Colorado ballot has 16 presidential candidates

Most in the nation; Oklahoma has fewest with 2

For those who are new to Colorado, this year’s ballot may come as a surprise.

When it comes to presidential candidates, the Centennial State believes in giving voters a choice.

Colorado leads the nation in the number of presidential candidates on the ballot with 16.

In addition to a Republican and Democrat, Colorado’s ballot includes five Socialist parties, including the Peace and Freedom Party and four with “Socialist” in their names, and a white supremacist party, American Third Position.

Actress/comedienne Roseanne Barr has gained some press for the Peace and Freedom Party. Barr is running with anti-war activist Cindy Sheehan, who became famous — or infamous, depending on one’s persuasion — after camping outside President George W. Bush’s Texas ranch in 2005.

The Objectivist Party, founded in 2008 to promote the ideas of Ayn Rand — author of Atlas Shrugged, which has been made into two movies — made the ballot with Tom Stevens, who also ran in 2008.

Commonly known third parties such as the Libertarian, led by former New Mexico Gov. Gary Johnson, and the Green, led by physician Jill Stein, are also present. Virgil Goode, a former Democrat-turned independent-turned Republican congressman from Virginia, is running as the American Constitution Party candidate.

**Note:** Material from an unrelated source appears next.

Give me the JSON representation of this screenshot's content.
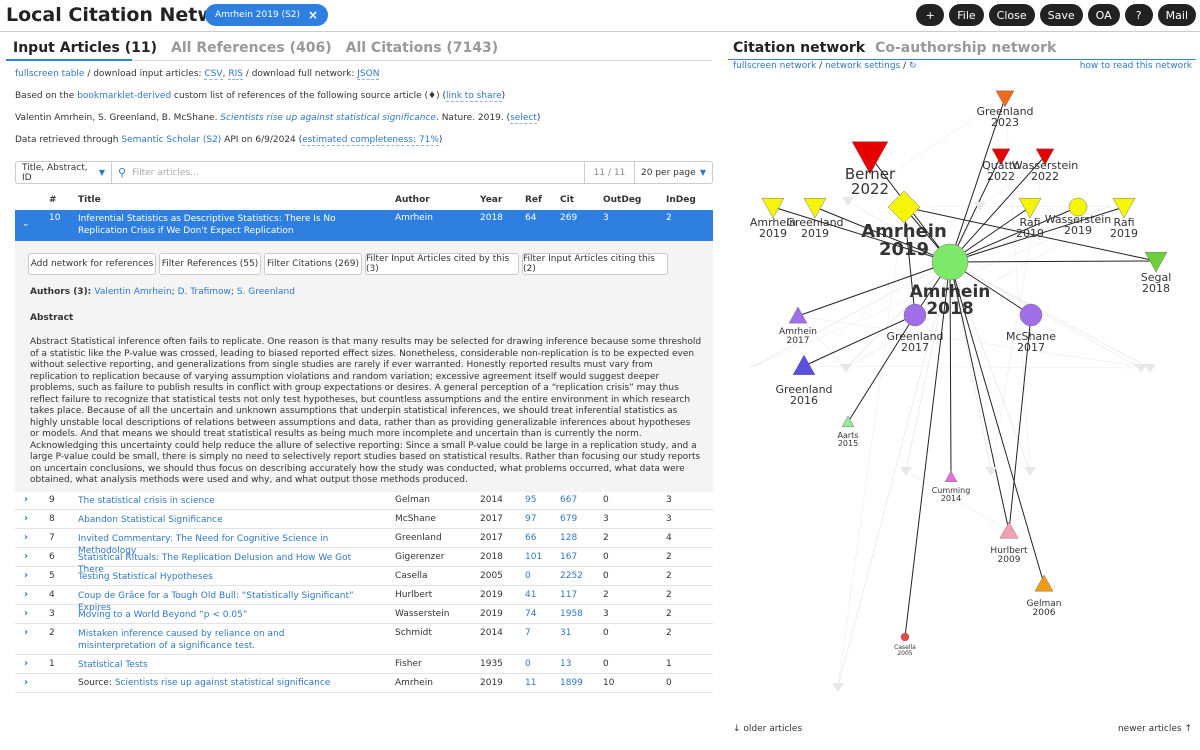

The Libertarian, Green and Constitution parties gained ballot access in 48, 39 and 27 states, respectively, not counting write-in access in some states. The left-wing Justice Party was formed in November of last year and made the ballot in 16 states with founder Rocky Anderson, the former Democrat who served as mayor of Salt Lake City from 2000 to 2008.

Johnson, Stein, Goode and Anderson participated in a third-party presidential debate at the Hilton Chicago hosted by former TV and radio talk show host Larry King on Tuesday.

Andrew Cole, a spokesman for the Colorado Secretary of State Scott Gessler, said Colorado is among the easiest states to gain ballot access for a presidential election.

Presidential candidates only need to submit a form and pay $500 to gain ballot access in Colorado, Cole said. It’s been that way for a long time, but the fee will increase to $1,000 in 2016, he said.

Oklahoma is the toughest state to gain ballot access as a third party presidential candidate, and has only Mitt Romney and Barack Obama on its ballot.

Other states where it is fairly easy to gain ballot access include Florida, which has 12 candidates; Louisiana, which has 11; and New Jersey, 10.

West Virginia only has five candidates on its ballot, but leads the nation with 22 officially recognized write-in candidates, including Santa Claus.